Determine how many lines in the entries below include the word "name", and reply with that number alone.

[Dataset rows describing interfaces]
*** Block opens ***

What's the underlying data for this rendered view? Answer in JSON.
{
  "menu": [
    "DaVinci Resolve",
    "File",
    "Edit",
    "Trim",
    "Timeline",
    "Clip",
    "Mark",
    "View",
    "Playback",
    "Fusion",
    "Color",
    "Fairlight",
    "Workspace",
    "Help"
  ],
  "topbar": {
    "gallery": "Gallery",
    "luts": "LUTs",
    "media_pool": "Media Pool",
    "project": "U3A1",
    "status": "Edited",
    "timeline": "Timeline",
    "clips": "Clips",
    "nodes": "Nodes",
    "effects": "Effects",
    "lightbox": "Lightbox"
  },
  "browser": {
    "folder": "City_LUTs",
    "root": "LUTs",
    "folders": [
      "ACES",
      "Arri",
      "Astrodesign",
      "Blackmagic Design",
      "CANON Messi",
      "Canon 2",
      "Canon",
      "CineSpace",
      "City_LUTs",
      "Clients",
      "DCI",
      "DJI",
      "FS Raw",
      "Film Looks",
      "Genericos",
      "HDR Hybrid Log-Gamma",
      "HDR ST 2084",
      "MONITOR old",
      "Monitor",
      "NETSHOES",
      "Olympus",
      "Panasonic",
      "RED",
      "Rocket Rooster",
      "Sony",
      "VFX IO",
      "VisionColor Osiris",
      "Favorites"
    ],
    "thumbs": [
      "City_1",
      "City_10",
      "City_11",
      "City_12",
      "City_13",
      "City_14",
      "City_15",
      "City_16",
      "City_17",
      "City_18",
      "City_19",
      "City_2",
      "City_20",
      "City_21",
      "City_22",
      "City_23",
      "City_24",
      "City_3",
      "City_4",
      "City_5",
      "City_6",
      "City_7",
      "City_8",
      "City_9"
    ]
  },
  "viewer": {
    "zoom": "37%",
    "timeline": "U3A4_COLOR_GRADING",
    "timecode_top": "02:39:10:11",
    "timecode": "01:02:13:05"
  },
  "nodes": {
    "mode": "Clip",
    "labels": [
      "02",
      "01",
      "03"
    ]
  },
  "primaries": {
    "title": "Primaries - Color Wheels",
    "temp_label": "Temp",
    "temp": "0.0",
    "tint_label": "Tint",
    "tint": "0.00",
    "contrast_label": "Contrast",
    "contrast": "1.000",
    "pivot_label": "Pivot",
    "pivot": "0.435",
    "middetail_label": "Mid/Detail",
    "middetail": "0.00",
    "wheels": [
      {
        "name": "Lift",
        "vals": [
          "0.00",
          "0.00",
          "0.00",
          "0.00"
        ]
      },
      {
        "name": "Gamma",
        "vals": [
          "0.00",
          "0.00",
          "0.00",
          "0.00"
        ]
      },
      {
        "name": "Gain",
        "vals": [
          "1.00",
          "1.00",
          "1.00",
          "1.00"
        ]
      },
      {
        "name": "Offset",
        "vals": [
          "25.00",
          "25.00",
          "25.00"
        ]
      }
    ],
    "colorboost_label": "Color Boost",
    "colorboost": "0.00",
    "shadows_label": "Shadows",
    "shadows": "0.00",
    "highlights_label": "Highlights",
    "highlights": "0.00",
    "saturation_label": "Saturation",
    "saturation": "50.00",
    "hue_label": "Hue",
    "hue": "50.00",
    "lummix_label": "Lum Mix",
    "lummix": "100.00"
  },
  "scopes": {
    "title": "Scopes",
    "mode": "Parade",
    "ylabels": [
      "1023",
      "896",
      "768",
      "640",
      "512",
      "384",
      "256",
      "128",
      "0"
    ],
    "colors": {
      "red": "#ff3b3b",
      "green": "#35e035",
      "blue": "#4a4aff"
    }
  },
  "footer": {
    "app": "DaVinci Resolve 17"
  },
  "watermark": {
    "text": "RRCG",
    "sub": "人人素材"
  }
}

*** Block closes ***

■ Response area
4